* [SOURCE INFORMATION]:
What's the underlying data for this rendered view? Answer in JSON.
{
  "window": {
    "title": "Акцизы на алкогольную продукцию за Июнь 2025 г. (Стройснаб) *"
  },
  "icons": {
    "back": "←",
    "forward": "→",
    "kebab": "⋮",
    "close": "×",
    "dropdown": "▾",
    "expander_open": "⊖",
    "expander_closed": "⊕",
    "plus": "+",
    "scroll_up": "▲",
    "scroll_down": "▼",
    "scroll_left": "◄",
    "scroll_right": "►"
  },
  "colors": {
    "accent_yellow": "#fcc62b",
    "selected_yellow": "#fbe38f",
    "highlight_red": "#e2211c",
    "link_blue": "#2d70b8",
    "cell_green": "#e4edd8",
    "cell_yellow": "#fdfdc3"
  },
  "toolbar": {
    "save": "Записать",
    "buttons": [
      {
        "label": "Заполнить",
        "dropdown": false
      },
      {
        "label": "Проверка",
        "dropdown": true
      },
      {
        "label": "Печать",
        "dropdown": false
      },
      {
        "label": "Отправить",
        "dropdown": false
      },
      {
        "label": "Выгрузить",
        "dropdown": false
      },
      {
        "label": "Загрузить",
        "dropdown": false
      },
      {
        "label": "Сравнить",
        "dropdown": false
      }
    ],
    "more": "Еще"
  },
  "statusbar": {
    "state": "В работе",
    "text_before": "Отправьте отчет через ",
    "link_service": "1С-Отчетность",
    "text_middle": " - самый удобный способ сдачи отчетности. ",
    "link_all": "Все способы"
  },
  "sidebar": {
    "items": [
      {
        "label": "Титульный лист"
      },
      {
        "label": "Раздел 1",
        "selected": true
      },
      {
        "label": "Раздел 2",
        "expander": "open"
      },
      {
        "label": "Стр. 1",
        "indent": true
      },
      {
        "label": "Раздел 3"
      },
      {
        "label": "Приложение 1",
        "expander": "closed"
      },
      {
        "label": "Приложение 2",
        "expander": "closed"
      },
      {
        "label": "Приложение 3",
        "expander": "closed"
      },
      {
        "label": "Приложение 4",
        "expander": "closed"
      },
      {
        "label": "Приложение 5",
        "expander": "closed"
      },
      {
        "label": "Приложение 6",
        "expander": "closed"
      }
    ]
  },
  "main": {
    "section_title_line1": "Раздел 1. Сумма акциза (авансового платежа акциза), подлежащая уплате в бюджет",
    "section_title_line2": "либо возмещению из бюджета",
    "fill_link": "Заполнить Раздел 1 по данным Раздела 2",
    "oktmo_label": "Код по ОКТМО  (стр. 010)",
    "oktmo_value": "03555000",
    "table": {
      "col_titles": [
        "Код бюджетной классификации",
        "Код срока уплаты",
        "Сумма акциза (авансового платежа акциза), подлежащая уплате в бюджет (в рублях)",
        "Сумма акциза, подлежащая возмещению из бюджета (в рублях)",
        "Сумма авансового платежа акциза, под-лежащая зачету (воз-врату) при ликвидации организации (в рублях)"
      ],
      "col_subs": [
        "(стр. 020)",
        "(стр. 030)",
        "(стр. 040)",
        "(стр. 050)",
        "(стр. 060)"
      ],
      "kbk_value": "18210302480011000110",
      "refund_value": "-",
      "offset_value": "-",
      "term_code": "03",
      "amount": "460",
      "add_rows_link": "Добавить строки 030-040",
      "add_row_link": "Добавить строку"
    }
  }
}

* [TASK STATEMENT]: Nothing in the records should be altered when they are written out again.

* [RESPONSE BELOW]:
What's the underlying data for this rendered view? Answer in JSON.
{
  "window": {
    "title": "Акцизы на алкогольную продукцию за Июнь 2025 г. (Стройснаб) *"
  },
  "icons": {
    "back": "←",
    "forward": "→",
    "kebab": "⋮",
    "close": "×",
    "dropdown": "▾",
    "expander_open": "⊖",
    "expander_closed": "⊕",
    "plus": "+",
    "scroll_up": "▲",
    "scroll_down": "▼",
    "scroll_left": "◄",
    "scroll_right": "►"
  },
  "colors": {
    "accent_yellow": "#fcc62b",
    "selected_yellow": "#fbe38f",
    "highlight_red": "#e2211c",
    "link_blue": "#2d70b8",
    "cell_green": "#e4edd8",
    "cell_yellow": "#fdfdc3"
  },
  "toolbar": {
    "save": "Записать",
    "buttons": [
      {
        "label": "Заполнить",
        "dropdown": false
      },
      {
        "label": "Проверка",
        "dropdown": true
      },
      {
        "label": "Печать",
        "dropdown": false
      },
      {
        "label": "Отправить",
        "dropdown": false
      },
      {
        "label": "Выгрузить",
        "dropdown": false
      },
      {
        "label": "Загрузить",
        "dropdown": false
      },
      {
        "label": "Сравнить",
        "dropdown": false
      }
    ],
    "more": "Еще"
  },
  "statusbar": {
    "state": "В работе",
    "text_before": "Отправьте отчет через ",
    "link_service": "1С-Отчетность",
    "text_middle": " - самый удобный способ сдачи отчетности. ",
    "link_all": "Все способы"
  },
  "sidebar": {
    "items": [
      {
        "label": "Титульный лист"
      },
      {
        "label": "Раздел 1",
        "selected": true
      },
      {
        "label": "Раздел 2",
        "expander": "open"
      },
      {
        "label": "Стр. 1",
        "indent": true
      },
      {
        "label": "Раздел 3"
      },
      {
        "label": "Приложение 1",
        "expander": "closed"
      },
      {
        "label": "Приложение 2",
        "expander": "closed"
      },
      {
        "label": "Приложение 3",
        "expander": "closed"
      },
      {
        "label": "Приложение 4",
        "expander": "closed"
      },
      {
        "label": "Приложение 5",
        "expander": "closed"
      },
      {
        "label": "Приложение 6",
        "expander": "closed"
      }
    ]
  },
  "main": {
    "section_title_line1": "Раздел 1. Сумма акциза (авансового платежа акциза), подлежащая уплате в бюджет",
    "section_title_line2": "либо возмещению из бюджета",
    "fill_link": "Заполнить Раздел 1 по данным Раздела 2",
    "oktmo_label": "Код по ОКТМО  (стр. 010)",
    "oktmo_value": "03555000",
    "table": {
      "col_titles": [
        "Код бюджетной классификации",
        "Код срока уплаты",
        "Сумма акциза (авансового платежа акциза), подлежащая уплате в бюджет (в рублях)",
        "Сумма акциза, подлежащая возмещению из бюджета (в рублях)",
        "Сумма авансового платежа акциза, под-лежащая зачету (воз-врату) при ликвидации организации (в рублях)"
      ],
      "col_subs": [
        "(стр. 020)",
        "(стр. 030)",
        "(стр. 040)",
        "(стр. 050)",
        "(стр. 060)"
      ],
      "kbk_value": "18210302480011000110",
      "refund_value": "-",
      "offset_value": "-",
      "term_code": "03",
      "amount": "460",
      "add_rows_link": "Добавить строки 030-040",
      "add_row_link": "Добавить строку"
    }
  }
}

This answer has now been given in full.